2019 - Restraints on Federal Power, Constitutional Structures and Civic Virtue
Robert P. George Speaks on Civility and the Common Good at Baylor Law’s Federalist Paper Lecture Series
By Baylor University Student Writer, Caroline Maxey
When Robert P. George walked to the auditorium to speak at Baylor University School of Law, he was welcomed by a room full of law students, professors, lawyers, and even undergraduate students from Baylor University. George is a graduate of Swarthmore College, holds M.T.S. and J.D. degrees from Harvard University, and the degrees of D.Phil., B.C.L., and D.C.L. from Oxford University. In addition, he has earned twenty-one honorary degrees, the U.S. Presidential Citizens Medal, and has served as a member of the President’s Council on Bioethics and the U.S. Commission on Civil Rights, among many other accomplishments. He is also the author and co-author of six books and the editor of several more. His articles have appeared in the Harvard Law Review, the Yale Law Journal, the Columbia Law Review, and many others.
A brief introduction from Baylor Law’s Dean Brad Toben provided the basis for what was to come in the upcoming lecture by George. Dean Toben highlighted the importance of studying the Constitution and the Federalist Papers and thanked sponsors John and Marie Chiles for their continued support of this academic endeavor at Baylor Law. As Robert P. George took the stand, he elaborated on the roles of government for the common good of the people, giving examples from history, providing critical philosophical views as applied to government, and the amount of power the federal government truly holds.
When asked what can be done when confronted with a difficult conversation with someone of opposing views, George said, “Stand up for what you believe in, and don’t let people intimidate you into silence.” The current climate is divisive in the United States, but George believes that respecting what other people say and being open-minded is critical to these conversations. In his lecture, he noted that divisions among like-minded people on both sides of an issue can cause tension. We cannot assume that good people will agree on what defines “the common good.” People will often disagree on what that good requires, according to George.

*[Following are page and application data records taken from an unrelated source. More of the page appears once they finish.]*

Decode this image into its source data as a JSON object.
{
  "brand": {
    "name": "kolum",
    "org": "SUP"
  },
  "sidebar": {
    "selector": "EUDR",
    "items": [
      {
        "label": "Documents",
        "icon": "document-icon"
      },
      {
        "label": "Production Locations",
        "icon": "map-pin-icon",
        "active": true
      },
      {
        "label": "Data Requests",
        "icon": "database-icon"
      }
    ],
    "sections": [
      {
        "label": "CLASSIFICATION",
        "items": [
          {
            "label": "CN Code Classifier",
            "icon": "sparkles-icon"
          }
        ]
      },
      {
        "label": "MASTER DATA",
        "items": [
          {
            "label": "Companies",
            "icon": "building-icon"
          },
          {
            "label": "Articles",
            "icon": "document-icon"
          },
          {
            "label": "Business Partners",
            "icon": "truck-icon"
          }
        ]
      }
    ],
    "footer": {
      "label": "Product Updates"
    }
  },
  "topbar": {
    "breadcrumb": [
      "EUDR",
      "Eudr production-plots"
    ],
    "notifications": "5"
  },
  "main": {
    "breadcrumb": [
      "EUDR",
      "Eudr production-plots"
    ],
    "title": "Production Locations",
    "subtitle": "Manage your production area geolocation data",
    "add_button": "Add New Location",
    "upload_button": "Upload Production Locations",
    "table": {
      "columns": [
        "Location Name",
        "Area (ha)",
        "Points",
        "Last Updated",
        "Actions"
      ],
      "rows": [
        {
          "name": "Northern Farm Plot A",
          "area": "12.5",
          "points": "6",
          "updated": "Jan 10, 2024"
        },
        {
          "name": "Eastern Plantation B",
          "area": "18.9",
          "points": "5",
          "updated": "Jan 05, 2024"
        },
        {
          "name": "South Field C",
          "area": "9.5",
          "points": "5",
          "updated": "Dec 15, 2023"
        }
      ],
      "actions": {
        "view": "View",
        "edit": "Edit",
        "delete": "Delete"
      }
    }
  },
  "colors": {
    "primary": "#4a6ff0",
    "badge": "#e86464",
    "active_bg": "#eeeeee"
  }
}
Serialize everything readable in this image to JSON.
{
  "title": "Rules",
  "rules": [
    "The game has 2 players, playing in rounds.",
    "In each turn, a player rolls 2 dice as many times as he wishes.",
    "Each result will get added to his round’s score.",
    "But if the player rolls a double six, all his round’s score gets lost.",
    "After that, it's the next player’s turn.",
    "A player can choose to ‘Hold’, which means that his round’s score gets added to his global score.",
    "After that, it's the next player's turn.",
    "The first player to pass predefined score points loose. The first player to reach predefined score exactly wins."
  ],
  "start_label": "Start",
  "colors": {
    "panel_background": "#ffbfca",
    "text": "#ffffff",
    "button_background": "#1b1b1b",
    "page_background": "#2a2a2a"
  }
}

To support this point, he mentioned Neville Chamberlain, the Prime Minister of Great Britain, during the rise of Hitler’s Nazi regime. Chamberlain is known for appeasing Hitler, but Professor George pointed out that Chamberlain wanted only to avoid the destruction that would come with defying Hitler and was doing what he could for peace. This, George said, was a wrong decision with good intentions. Reasonable, good people like Chamberlain and those who disagreed with his interactions with Hitler can and will disagree. However, both the Prime Minister and those who opposed his decisions simply had a different view of the common good (and did not know the full extent of Hitler’s evil acts). This is something that we often see today in politics, social issues, and throughout government.
To help explain the common good, George pointed to the teachings of Aristotle in his lecture to show what the common good is not. “Looking at a narrow interest instead of the good of all,” he said, is against the common good. The common good is the good of human beings, all sexes, races, and all people. For a society to thrive without anarchy, a system, or government, must be in place to enforce this common good. The right of any legitimate ruler is rooted in their duty to serve. George emphasizes that rulers have the right because they have the duty, and by making decisions based on the common good, rulers fulfill their obligations to those they rule by being their servants. Any community, he says, will have a common good, but the people within these communities must also learn to coordinate their behavior together.
Professor George also noted that, according to the Founders, to fulfill the responsibilities given to the government, the government must abide by the limits placed upon it in our Constitution. The role of legitimate government is to establish conditions that can help people achieve goals for themselves, not to do everything for them. Of course, he notes, the government is responsible for preventing exploitation and abuse, monopolization, and predatory practices. The government should step in only to care for what the people themselves cannot. The common good, George says, enables people to act more fully. It is facilitative and encourages people to help themselves more fully and efficiently. This is what a limited government achieves and how a government serves the common good of the people.
As his lecture ended, George spoke about the modern political culture where debates are shut down, opponents are drowned out, and name-calling takes over arguments. George encourages the people to decide to overcome corruption and not allow it to infect the political culture at large. The people can conduct themselves in a way that elevates, even with those with whom we disagree, and robust but civil public debate needs to be exemplified by all of us. “Bad behavior on political institutions can weaken these institutions,” George says, returning to the common good of the people. The political culture must support the common good of civil society, which requires the people's virtue.